Component data from apps and pages
++++
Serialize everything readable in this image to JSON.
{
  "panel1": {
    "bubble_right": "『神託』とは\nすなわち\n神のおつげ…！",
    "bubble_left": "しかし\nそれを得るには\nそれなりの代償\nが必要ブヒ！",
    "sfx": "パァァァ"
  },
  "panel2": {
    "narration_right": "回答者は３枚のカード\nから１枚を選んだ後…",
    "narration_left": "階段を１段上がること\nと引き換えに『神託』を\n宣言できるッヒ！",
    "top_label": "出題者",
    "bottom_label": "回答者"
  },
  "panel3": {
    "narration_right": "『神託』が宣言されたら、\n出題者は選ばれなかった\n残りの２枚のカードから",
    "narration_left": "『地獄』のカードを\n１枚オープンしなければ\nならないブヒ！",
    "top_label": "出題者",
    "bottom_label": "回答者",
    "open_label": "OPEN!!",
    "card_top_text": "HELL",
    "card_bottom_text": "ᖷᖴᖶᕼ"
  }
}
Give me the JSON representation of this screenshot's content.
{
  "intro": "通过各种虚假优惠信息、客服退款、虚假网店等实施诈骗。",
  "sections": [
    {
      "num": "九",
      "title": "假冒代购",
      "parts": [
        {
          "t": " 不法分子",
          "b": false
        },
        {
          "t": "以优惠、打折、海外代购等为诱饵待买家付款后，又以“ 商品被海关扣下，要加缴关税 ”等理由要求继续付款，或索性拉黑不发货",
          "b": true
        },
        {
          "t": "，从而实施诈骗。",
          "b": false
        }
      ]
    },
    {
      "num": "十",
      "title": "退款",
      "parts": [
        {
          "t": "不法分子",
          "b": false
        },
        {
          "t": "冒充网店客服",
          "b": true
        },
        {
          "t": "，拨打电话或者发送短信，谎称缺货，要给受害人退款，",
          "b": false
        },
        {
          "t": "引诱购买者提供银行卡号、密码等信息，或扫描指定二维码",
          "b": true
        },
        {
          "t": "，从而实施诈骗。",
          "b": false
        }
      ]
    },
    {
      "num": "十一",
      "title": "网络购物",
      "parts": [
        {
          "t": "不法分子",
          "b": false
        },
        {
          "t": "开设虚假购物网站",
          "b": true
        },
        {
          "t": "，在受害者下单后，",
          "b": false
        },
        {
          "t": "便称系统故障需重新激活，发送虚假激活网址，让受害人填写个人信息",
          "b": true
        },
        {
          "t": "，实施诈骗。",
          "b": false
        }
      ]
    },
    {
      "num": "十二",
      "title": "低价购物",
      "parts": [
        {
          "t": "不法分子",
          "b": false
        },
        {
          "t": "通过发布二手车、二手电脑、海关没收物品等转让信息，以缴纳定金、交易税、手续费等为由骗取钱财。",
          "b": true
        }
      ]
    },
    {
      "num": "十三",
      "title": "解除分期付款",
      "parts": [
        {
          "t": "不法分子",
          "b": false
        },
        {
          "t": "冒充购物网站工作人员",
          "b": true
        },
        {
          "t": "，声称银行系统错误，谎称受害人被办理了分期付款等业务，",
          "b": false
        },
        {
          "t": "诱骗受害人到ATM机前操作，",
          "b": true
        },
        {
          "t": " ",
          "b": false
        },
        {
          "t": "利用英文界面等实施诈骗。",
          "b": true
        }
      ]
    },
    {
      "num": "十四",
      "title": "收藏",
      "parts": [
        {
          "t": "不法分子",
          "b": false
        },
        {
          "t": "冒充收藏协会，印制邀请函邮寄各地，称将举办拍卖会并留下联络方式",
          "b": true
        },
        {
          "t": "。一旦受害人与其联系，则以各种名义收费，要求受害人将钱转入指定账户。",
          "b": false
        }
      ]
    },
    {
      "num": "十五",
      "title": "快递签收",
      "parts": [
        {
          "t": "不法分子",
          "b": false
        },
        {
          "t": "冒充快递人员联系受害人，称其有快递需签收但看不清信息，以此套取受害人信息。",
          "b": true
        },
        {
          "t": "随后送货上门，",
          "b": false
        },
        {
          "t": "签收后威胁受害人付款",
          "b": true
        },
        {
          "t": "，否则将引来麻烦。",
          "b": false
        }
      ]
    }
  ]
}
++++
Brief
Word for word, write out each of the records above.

Response to this task
Serialize everything readable in this image to JSON.
{
  "panel1": {
    "bubble_right": "『神託』とは\nすなわち\n神のおつげ…！",
    "bubble_left": "しかし\nそれを得るには\nそれなりの代償\nが必要ブヒ！",
    "sfx": "パァァァ"
  },
  "panel2": {
    "narration_right": "回答者は３枚のカード\nから１枚を選んだ後…",
    "narration_left": "階段を１段上がること\nと引き換えに『神託』を\n宣言できるッヒ！",
    "top_label": "出題者",
    "bottom_label": "回答者"
  },
  "panel3": {
    "narration_right": "『神託』が宣言されたら、\n出題者は選ばれなかった\n残りの２枚のカードから",
    "narration_left": "『地獄』のカードを\n１枚オープンしなければ\nならないブヒ！",
    "top_label": "出題者",
    "bottom_label": "回答者",
    "open_label": "OPEN!!",
    "card_top_text": "HELL",
    "card_bottom_text": "ᖷᖴᖶᕼ"
  }
}
Give me the JSON representation of this screenshot's content.
{
  "intro": "通过各种虚假优惠信息、客服退款、虚假网店等实施诈骗。",
  "sections": [
    {
      "num": "九",
      "title": "假冒代购",
      "parts": [
        {
          "t": " 不法分子",
          "b": false
        },
        {
          "t": "以优惠、打折、海外代购等为诱饵待买家付款后，又以“ 商品被海关扣下，要加缴关税 ”等理由要求继续付款，或索性拉黑不发货",
          "b": true
        },
        {
          "t": "，从而实施诈骗。",
          "b": false
        }
      ]
    },
    {
      "num": "十",
      "title": "退款",
      "parts": [
        {
          "t": "不法分子",
          "b": false
        },
        {
          "t": "冒充网店客服",
          "b": true
        },
        {
          "t": "，拨打电话或者发送短信，谎称缺货，要给受害人退款，",
          "b": false
        },
        {
          "t": "引诱购买者提供银行卡号、密码等信息，或扫描指定二维码",
          "b": true
        },
        {
          "t": "，从而实施诈骗。",
          "b": false
        }
      ]
    },
    {
      "num": "十一",
      "title": "网络购物",
      "parts": [
        {
          "t": "不法分子",
          "b": false
        },
        {
          "t": "开设虚假购物网站",
          "b": true
        },
        {
          "t": "，在受害者下单后，",
          "b": false
        },
        {
          "t": "便称系统故障需重新激活，发送虚假激活网址，让受害人填写个人信息",
          "b": true
        },
        {
          "t": "，实施诈骗。",
          "b": false
        }
      ]
    },
    {
      "num": "十二",
      "title": "低价购物",
      "parts": [
        {
          "t": "不法分子",
          "b": false
        },
        {
          "t": "通过发布二手车、二手电脑、海关没收物品等转让信息，以缴纳定金、交易税、手续费等为由骗取钱财。",
          "b": true
        }
      ]
    },
    {
      "num": "十三",
      "title": "解除分期付款",
      "parts": [
        {
          "t": "不法分子",
          "b": false
        },
        {
          "t": "冒充购物网站工作人员",
          "b": true
        },
        {
          "t": "，声称银行系统错误，谎称受害人被办理了分期付款等业务，",
          "b": false
        },
        {
          "t": "诱骗受害人到ATM机前操作，",
          "b": true
        },
        {
          "t": " ",
          "b": false
        },
        {
          "t": "利用英文界面等实施诈骗。",
          "b": true
        }
      ]
    },
    {
      "num": "十四",
      "title": "收藏",
      "parts": [
        {
          "t": "不法分子",
          "b": false
        },
        {
          "t": "冒充收藏协会，印制邀请函邮寄各地，称将举办拍卖会并留下联络方式",
          "b": true
        },
        {
          "t": "。一旦受害人与其联系，则以各种名义收费，要求受害人将钱转入指定账户。",
          "b": false
        }
      ]
    },
    {
      "num": "十五",
      "title": "快递签收",
      "parts": [
        {
          "t": "不法分子",
          "b": false
        },
        {
          "t": "冒充快递人员联系受害人，称其有快递需签收但看不清信息，以此套取受害人信息。",
          "b": true
        },
        {
          "t": "随后送货上门，",
          "b": false
        },
        {
          "t": "签收后威胁受害人付款",
          "b": true
        },
        {
          "t": "，否则将引来麻烦。",
          "b": false
        }
      ]
    }
  ]
}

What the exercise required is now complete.